**Brief:** Send back the entries exactly as they were given.

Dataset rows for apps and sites
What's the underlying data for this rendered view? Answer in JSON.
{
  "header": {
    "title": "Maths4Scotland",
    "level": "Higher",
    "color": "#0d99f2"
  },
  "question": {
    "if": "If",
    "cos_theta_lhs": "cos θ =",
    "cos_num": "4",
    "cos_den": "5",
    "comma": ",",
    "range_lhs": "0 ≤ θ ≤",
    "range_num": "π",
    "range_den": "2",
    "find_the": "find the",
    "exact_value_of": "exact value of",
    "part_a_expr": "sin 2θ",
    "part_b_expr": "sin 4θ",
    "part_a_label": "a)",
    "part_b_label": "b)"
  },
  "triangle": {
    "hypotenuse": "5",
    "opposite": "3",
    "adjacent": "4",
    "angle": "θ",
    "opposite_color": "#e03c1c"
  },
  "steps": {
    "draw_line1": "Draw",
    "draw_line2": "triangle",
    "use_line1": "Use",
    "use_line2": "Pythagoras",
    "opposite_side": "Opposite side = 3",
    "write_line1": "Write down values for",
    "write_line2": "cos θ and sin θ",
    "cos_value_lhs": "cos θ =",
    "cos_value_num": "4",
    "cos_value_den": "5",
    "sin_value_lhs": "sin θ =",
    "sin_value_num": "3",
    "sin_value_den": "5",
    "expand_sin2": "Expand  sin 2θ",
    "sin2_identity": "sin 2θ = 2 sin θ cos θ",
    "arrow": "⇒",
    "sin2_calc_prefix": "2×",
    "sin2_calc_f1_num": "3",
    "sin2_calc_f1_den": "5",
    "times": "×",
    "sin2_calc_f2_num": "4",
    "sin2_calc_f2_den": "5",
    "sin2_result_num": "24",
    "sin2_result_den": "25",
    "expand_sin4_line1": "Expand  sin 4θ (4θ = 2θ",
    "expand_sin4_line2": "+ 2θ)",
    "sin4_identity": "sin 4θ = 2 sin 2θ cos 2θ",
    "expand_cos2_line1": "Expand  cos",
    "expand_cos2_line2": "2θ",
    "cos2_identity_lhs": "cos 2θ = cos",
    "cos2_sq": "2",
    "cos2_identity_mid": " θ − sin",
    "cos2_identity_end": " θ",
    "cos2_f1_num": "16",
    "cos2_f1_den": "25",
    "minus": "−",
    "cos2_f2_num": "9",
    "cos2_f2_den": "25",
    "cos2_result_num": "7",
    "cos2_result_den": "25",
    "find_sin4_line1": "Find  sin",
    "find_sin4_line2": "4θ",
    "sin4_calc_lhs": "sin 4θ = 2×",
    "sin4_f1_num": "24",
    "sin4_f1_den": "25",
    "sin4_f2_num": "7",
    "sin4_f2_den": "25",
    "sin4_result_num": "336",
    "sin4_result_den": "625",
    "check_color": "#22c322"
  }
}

**Result:**
What's the underlying data for this rendered view? Answer in JSON.
{
  "header": {
    "title": "Maths4Scotland",
    "level": "Higher",
    "color": "#0d99f2"
  },
  "question": {
    "if": "If",
    "cos_theta_lhs": "cos θ =",
    "cos_num": "4",
    "cos_den": "5",
    "comma": ",",
    "range_lhs": "0 ≤ θ ≤",
    "range_num": "π",
    "range_den": "2",
    "find_the": "find the",
    "exact_value_of": "exact value of",
    "part_a_expr": "sin 2θ",
    "part_b_expr": "sin 4θ",
    "part_a_label": "a)",
    "part_b_label": "b)"
  },
  "triangle": {
    "hypotenuse": "5",
    "opposite": "3",
    "adjacent": "4",
    "angle": "θ",
    "opposite_color": "#e03c1c"
  },
  "steps": {
    "draw_line1": "Draw",
    "draw_line2": "triangle",
    "use_line1": "Use",
    "use_line2": "Pythagoras",
    "opposite_side": "Opposite side = 3",
    "write_line1": "Write down values for",
    "write_line2": "cos θ and sin θ",
    "cos_value_lhs": "cos θ =",
    "cos_value_num": "4",
    "cos_value_den": "5",
    "sin_value_lhs": "sin θ =",
    "sin_value_num": "3",
    "sin_value_den": "5",
    "expand_sin2": "Expand  sin 2θ",
    "sin2_identity": "sin 2θ = 2 sin θ cos θ",
    "arrow": "⇒",
    "sin2_calc_prefix": "2×",
    "sin2_calc_f1_num": "3",
    "sin2_calc_f1_den": "5",
    "times": "×",
    "sin2_calc_f2_num": "4",
    "sin2_calc_f2_den": "5",
    "sin2_result_num": "24",
    "sin2_result_den": "25",
    "expand_sin4_line1": "Expand  sin 4θ (4θ = 2θ",
    "expand_sin4_line2": "+ 2θ)",
    "sin4_identity": "sin 4θ = 2 sin 2θ cos 2θ",
    "expand_cos2_line1": "Expand  cos",
    "expand_cos2_line2": "2θ",
    "cos2_identity_lhs": "cos 2θ = cos",
    "cos2_sq": "2",
    "cos2_identity_mid": " θ − sin",
    "cos2_identity_end": " θ",
    "cos2_f1_num": "16",
    "cos2_f1_den": "25",
    "minus": "−",
    "cos2_f2_num": "9",
    "cos2_f2_den": "25",
    "cos2_result_num": "7",
    "cos2_result_den": "25",
    "find_sin4_line1": "Find  sin",
    "find_sin4_line2": "4θ",
    "sin4_calc_lhs": "sin 4θ = 2×",
    "sin4_f1_num": "24",
    "sin4_f1_den": "25",
    "sin4_f2_num": "7",
    "sin4_f2_den": "25",
    "sin4_result_num": "336",
    "sin4_result_den": "625",
    "check_color": "#22c322"
  }
}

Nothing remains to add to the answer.